Japan Accidentally Invented Ice Cream That Doesn't Melt
This is great news if you love ice cream. Especially if you want to eat it while sitting in the sun over the course of several hours. Researchers in Japan have ACCIDENTALLY invented a new type of ice cream that DOESN'T MELT . . .
Earlier this year, a pastry chef at a place called the Biotherapy Development Research Centre in western Japan was told to create a dessert using an extract from strawberries called polyphenol. (Pronounced poly-FEE-nawl.)
When he mixed it with cream, it solidified instantly. And he thought it was a problem at first. But then someone realized the ice cream STAYED solid for a lot longer than normal ice cream does.
They've been selling it as popsicles since April, but we're just hearing about it now. It's called Kanazawa Ice, after the city it was invented in.

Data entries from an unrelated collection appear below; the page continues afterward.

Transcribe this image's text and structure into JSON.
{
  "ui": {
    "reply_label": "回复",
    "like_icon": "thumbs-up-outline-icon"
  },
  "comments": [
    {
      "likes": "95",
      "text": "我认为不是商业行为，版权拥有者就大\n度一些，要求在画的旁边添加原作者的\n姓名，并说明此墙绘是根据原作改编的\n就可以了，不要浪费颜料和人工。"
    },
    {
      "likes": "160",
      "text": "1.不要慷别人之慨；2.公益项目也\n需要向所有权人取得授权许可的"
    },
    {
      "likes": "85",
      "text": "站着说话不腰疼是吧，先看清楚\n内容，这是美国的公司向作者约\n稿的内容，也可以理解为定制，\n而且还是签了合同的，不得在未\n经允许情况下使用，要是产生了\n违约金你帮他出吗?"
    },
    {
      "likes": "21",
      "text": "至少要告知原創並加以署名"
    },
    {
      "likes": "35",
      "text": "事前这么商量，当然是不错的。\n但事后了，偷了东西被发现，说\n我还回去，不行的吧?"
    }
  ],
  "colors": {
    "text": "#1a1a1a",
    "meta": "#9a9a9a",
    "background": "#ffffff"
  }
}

A reporter recently stood in the sun with one for five minutes, and it didn't melt at all. Someone else hit it with a hair dryer for five minutes, and that didn't melt it either.
It does melt eventually though . . . which is probably good news for your digestive tract. Someone let one sit out in their apartment, and it stayed solid for about an hour. But after three hours, it was pretty mushy. (Here's a time-lapse video.)
It retained its original shape though, and was still cold when they tried it. Unfortunately you can only get them in Japan for now. One popsicle costs about $5.
(Here's a photo of a few different popsicles they're selling.)